“Almost half of Virginia’s K-12 students attend schools in divisions that have fully adopted VDOE’s model policies for the treatment of transgender students,” said Narissa S. Rahaman, Executive Director of Equality Virginia. “These policies, developed in accordance with evidence-based best practices, give teachers and administrators critical tools to create safe, inclusive and learning environments for all students. School boards in every corner of our Commonwealth have a unique and urgent opportunity to protect transgender students by adopting the model policies.”
In 2021, the VDOE released model policies regarding the treatment of transgender and non-binary students in Virginia public schools. All local school boards were required to adopt the policy as a baseline by the start of the 2021-2022 school year.

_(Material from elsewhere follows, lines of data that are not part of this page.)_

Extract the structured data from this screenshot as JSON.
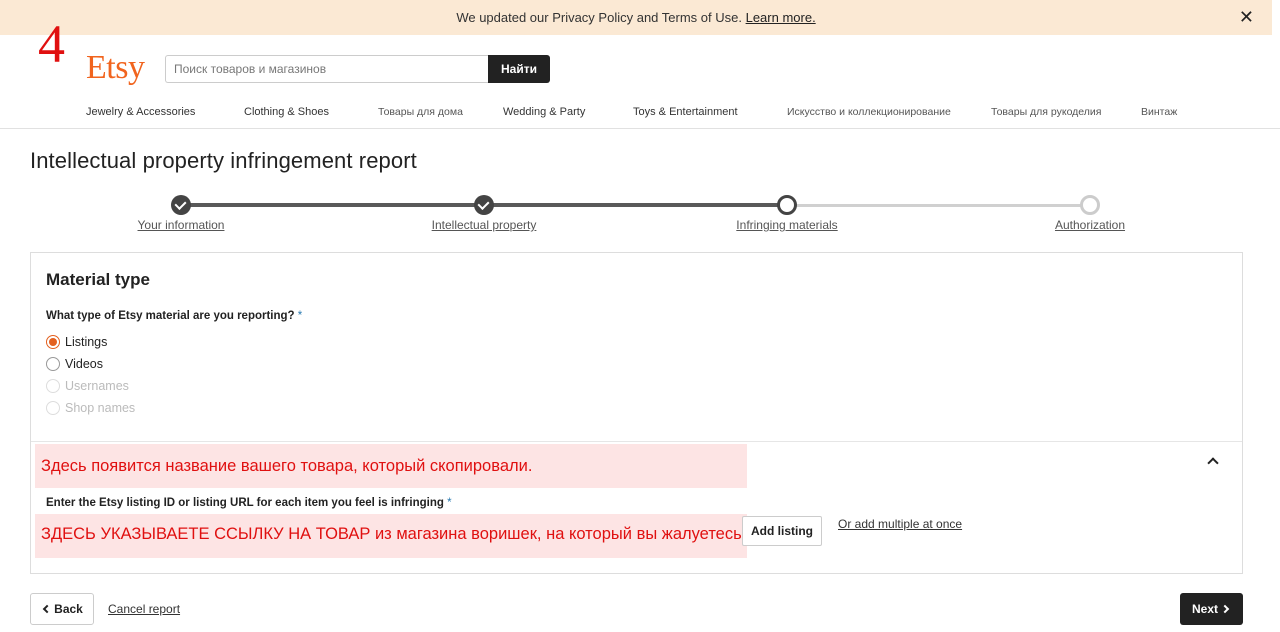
{
  "banner": {
    "text": "We updated our Privacy Policy and Terms of Use.",
    "link": "Learn more.",
    "close_icon": "close-icon"
  },
  "annotation_step": "4",
  "logo": "Etsy",
  "search": {
    "placeholder": "Поиск товаров и магазинов",
    "button": "Найти"
  },
  "categories": [
    "Jewelry & Accessories",
    "Clothing & Shoes",
    "Товары для дома",
    "Wedding & Party",
    "Toys & Entertainment",
    "Искусство и коллекционирование",
    "Товары для рукоделия",
    "Винтаж"
  ],
  "page_title": "Intellectual property infringement report",
  "steps": [
    {
      "label": "Your information",
      "state": "done"
    },
    {
      "label": "Intellectual property",
      "state": "done"
    },
    {
      "label": "Infringing materials",
      "state": "current"
    },
    {
      "label": "Authorization",
      "state": "todo"
    }
  ],
  "material": {
    "title": "Material type",
    "question": "What type of Etsy material are you reporting?",
    "required_mark": "*",
    "options": [
      {
        "label": "Listings",
        "selected": true,
        "disabled": false
      },
      {
        "label": "Videos",
        "selected": false,
        "disabled": false
      },
      {
        "label": "Usernames",
        "selected": false,
        "disabled": true
      },
      {
        "label": "Shop names",
        "selected": false,
        "disabled": true
      }
    ]
  },
  "listing": {
    "field_label": "Enter the Etsy listing ID or listing URL for each item you feel is infringing",
    "required_mark": "*",
    "add_button": "Add listing",
    "add_multiple": "Or add multiple at once"
  },
  "annotations": {
    "title_note": "Здесь появится название вашего товара, который скопировали.",
    "url_note": "ЗДЕСЬ УКАЗЫВАЕТЕ ССЫЛКУ НА ТОВАР из магазина воришек, на который вы жалуетесь."
  },
  "footer": {
    "back": "Back",
    "cancel": "Cancel report",
    "next": "Next"
  },
  "colors": {
    "accent": "#f1641e",
    "banner_bg": "#fbe9d4",
    "annotation_red": "#e01010",
    "annotation_bg": "#fde4e4"
  }
}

In total, 552,065 Virginia K-12 students attend school in divisions that have fully adopted the VDOE policy and 699,905 students attend school in divisions that have not adopted sufficient policies. Out of Virginia’s 133 school districts, 13 school boards have fully adopted VDOE’s model policies, eight have partially adopted the model policies, 90 have opted to follow guidance put forward by the Virginia School Boards Association that contends existing policies fulfill the law’s requirements, nine school districts have rejected the VDOE policies, and four didn’t consider any policy, claiming their current policies are sufficient.
Equality Virginia’s tracker also provides dates, times and locations of monthly school board meetings, how parents, advocates and allies can sign-up for public comment, links to meeting agendas, and will highlight policies or resolutions school boards are introducing that could impact LGBTQ+ students. The tracker has additional details such as school board member contact information, superintendent’s name, and whether or not the school board is elected or appointed.
According to GLSEN’s 2019 National School Climate Survey, Virginia schools were not safe for most LGBTQ+ secondary school students. In addition, many LGBTQ+ students in Virginia did not have access to important school resources and were not protected by supportive and inclusive school policies. School-based supports such as supportive and inclusive school policies, school personnel who are supportive of LGBTQ+ students, GSAs, and LGBTQ+-inclusive curriculum resources can positively affect school climate for LGBTQ+ students. Findings from GLSEN’s 2019 National School Climate Survey demonstrate that students attending schools with these resources and supports report more positive school experiences, including lower victimization and absenteeism and higher academic achievement.